Nearly 50% of Australians and 75% of the world’s population presents with some kind of vision impairment. As a result, corrective lenses are a big part of so many lives. The inconvenience of glasses is a tale as old as time. Many (if not all) report some kind of nuisance related to wearing glasses. Whether it’s because they won’t stay put for sport and work or because the wearer finds them physically unappealing, every single one of them has wished for 20/20 vision at some point. Enter contact lenses.
These nifty contraptions were invented in 1888 by Adolf Gaston Eugen Fick; though it’s safe to say we’ve somewhat upgraded since then. Originally the genius invention was made from actual glass, meaning those with lacklustre eyesight could don this relief for a mere few hours before they would become detrimental to one’s health. They were twice the size of today’s version and made to cover the whole eye. All in all, not a very comfortable experience. It is also speculated to be unlikely many could afford such a luxury at the time. In the 1900s the design was upgraded to a glass plastic combination with the glass in the centre around the cornea and surrounded by a plastic. As a result, people were now able to wear them for extended periods without discomfort or irritation. It is due to this that the popularity of lenses sored in the 1950s and 1960s.

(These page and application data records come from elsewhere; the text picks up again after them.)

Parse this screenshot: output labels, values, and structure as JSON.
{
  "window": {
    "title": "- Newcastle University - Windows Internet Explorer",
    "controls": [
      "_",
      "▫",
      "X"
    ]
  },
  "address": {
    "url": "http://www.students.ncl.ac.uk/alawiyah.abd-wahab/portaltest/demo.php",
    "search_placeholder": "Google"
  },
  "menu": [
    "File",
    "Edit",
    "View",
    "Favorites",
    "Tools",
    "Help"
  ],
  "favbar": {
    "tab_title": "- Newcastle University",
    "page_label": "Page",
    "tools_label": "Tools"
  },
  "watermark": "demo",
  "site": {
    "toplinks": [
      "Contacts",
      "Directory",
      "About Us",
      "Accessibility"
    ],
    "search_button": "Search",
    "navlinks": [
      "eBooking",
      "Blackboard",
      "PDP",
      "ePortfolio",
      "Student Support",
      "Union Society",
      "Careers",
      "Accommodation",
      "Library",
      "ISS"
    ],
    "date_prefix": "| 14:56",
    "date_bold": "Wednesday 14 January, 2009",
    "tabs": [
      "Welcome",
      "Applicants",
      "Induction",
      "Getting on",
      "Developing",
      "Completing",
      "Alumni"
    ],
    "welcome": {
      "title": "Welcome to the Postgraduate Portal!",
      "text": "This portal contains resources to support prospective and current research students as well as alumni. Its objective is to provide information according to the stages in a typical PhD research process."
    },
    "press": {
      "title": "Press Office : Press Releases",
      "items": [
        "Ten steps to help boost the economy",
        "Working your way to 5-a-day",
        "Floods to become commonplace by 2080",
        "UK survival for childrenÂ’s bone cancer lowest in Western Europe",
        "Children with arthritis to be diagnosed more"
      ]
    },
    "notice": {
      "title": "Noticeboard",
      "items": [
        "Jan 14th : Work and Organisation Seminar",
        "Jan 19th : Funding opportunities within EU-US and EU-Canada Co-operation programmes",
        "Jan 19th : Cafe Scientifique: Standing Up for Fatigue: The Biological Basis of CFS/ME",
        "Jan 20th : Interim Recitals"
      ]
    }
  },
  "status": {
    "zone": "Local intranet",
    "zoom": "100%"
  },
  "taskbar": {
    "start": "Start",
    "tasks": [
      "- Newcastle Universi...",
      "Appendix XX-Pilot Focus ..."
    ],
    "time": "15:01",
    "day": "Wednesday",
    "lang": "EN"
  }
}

In the years since, we have obviously (and luckily), improved on this to the extent it’s almost undetectable – unless of course they’re coloured contact lenses. Made purely of plastics, the lenses are worn in complete contact with the eye and can be easily applied at home by the wearer. Modern lenses start at an 8mm thickness, though will be thicker with stronger prescriptions. Unlike at the time of invention, lenses can now be worn all day and night if necessary. Most brands produce a single use option in which the wearer will wear the contacts for one day and then dispose of them. Some also provide a longer lasting option in which the wearer can remove the lens when desired and store them in a saline solution. These lenses will still have a limit on the number of times they can be worn. As a result of the disposable nature of contact lenses, glasses are still the cheaper option. However, they are still affordable, accessible and used by an estimated 15 million people worldwide.

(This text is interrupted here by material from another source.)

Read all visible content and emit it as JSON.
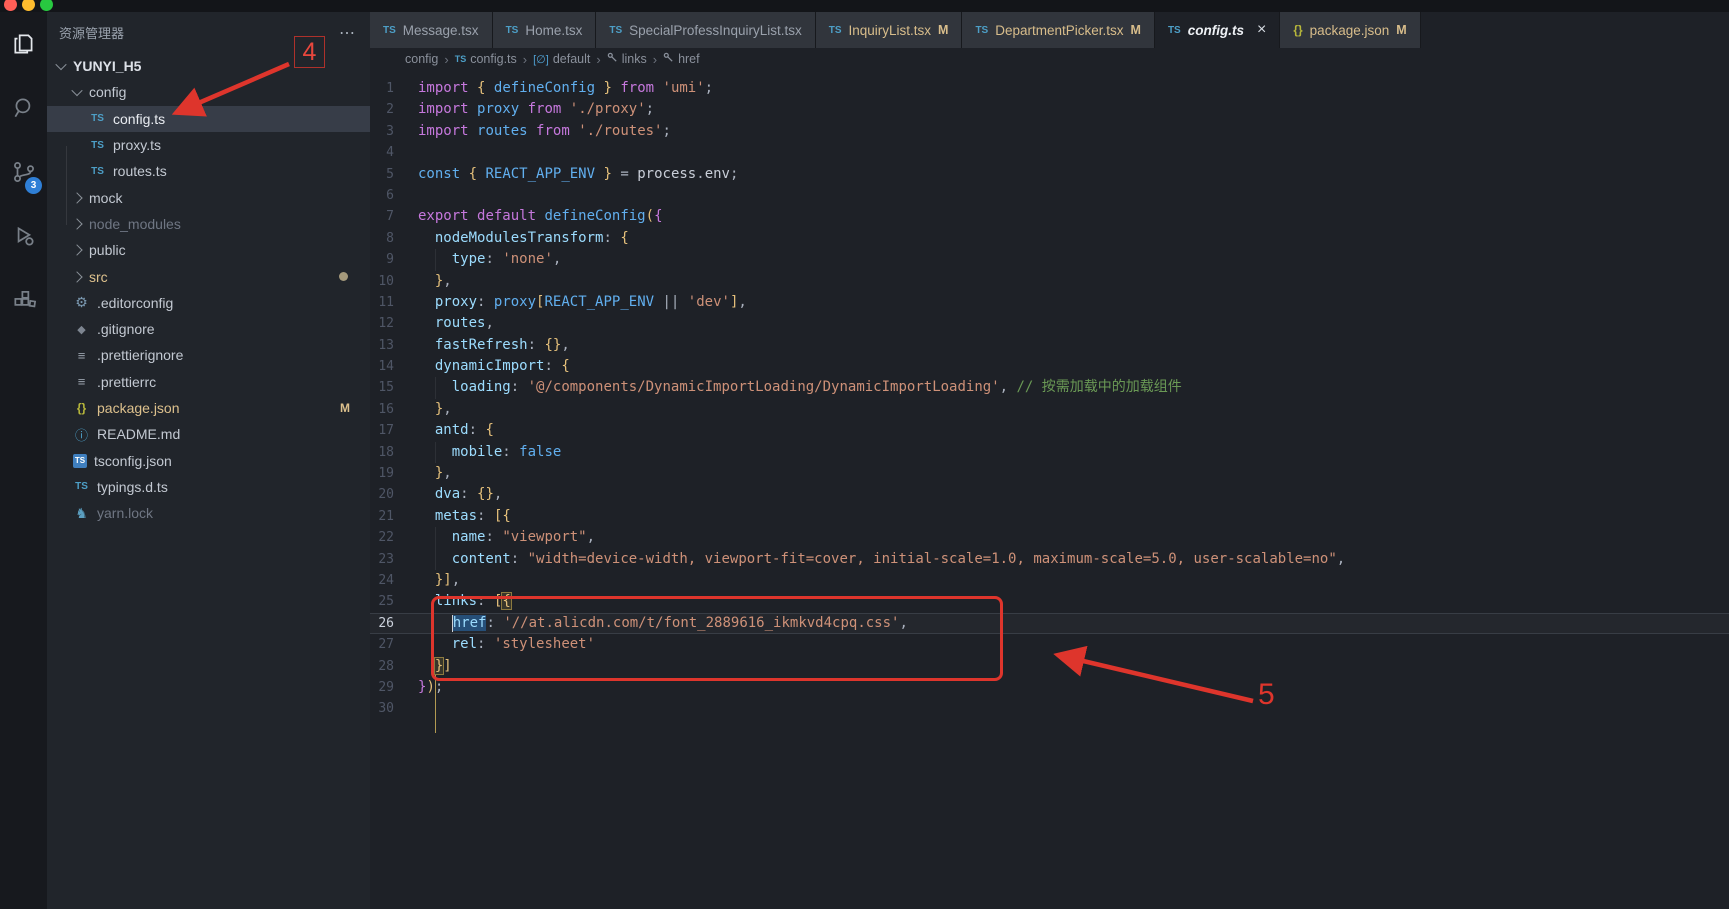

While there are many brands of contact lenses and colored contact lenses, they all come in very similar packaging. For every pair there will be two separate compartments; one for each eye. Each package contains a single lens submerged in a saline solution. The packaging itself is airtight as oxygen can contaminate the saline and cause infections if it comes into contact with your eye. As the lens itself is made of high quality, medical grade plastics, they do not expire in a dangerous sense. However, the packaging and solution that preserves the plastic and lubricates the product can expire and cause damage. Every manufacturer is required to provide extensive testing of their packaging longevity and lifespan of the saline solution they are submerged in. For most brands this averages at around the 5-year mark. After this time frame, it is no longer a guarantee that the outer packaging is durable enough to prevent oxygen contamination. As a result, manufacturers are required to provide an expiry date and display this on every individual lens package.
Many consumers disregard the expiry date due to a misconception that it’s merely a precaution or disclaimer, or because believe the expiry is in reference to the contact itself and not the solution/packaging. If a consumer accidentally uses prescription or colour contact lenses after the expiry date, they are putting themselves at serious risk for repercussions. Unless they are removed immediately and safety directions are administered, it is very likely the wearer could develop a serious eye infection. Of the many associated bacterial and fungal infections observed, ‘bacterial keratitis’ or cornea ulcers is considered to be the most common. Symptoms can include; blurred vision, eye pain, eye redness, sensitivity to light, excessive tearing, and eye discharge. Whilst a quick visit to one’s eye doctor is likely to clear this up rather quickly, left untreated, infections can lead to permanent blindness and other complications. Ways to ensure this accident doesn’t occur is ensuring that you rotate your lens supply to ensure you are always using the oldest ones you have. Obviously, it is also very important that you pay attention to the expiry date before applying the product to your eyes.
When using non-prescription options such as Halloween contact lenses, consumers should be especially careful with their packaging and quality. These products can definitely add a bit of fun to a look or complete a costume. Options range from the simplicity of a change in eye color all the way to cat eyes or black out lenses. The rise in Cosplay has definitely increased popularity for the more extravagant and unusual variety of choices. However, novelty contact lenses are regularly acquired as an online purchase, increasing likelihood of the product being imported. This can mean the company is not required or monitored to be following strict regulations imposed on prescription and mainstream providers. Many choose this option as it is cheaper and easier to access. You should always do your research on the manufacturer and ensure that you are respecting expiry dates before inserting the product into your eye. Furthermore, it is increasingly common that popular prescription brands will offer these novelty options in a non-prescription option making it a much safer and more regulated option.
If you are a devil may care individual who pays no heed to the warnings imposed by the likes of an expiry date on your contact lenses, this is your wake-up call. If you value your vision, and don’t want a nasty infection in your eyes, please check the dates listed on your lenses before you apply them to your eyes!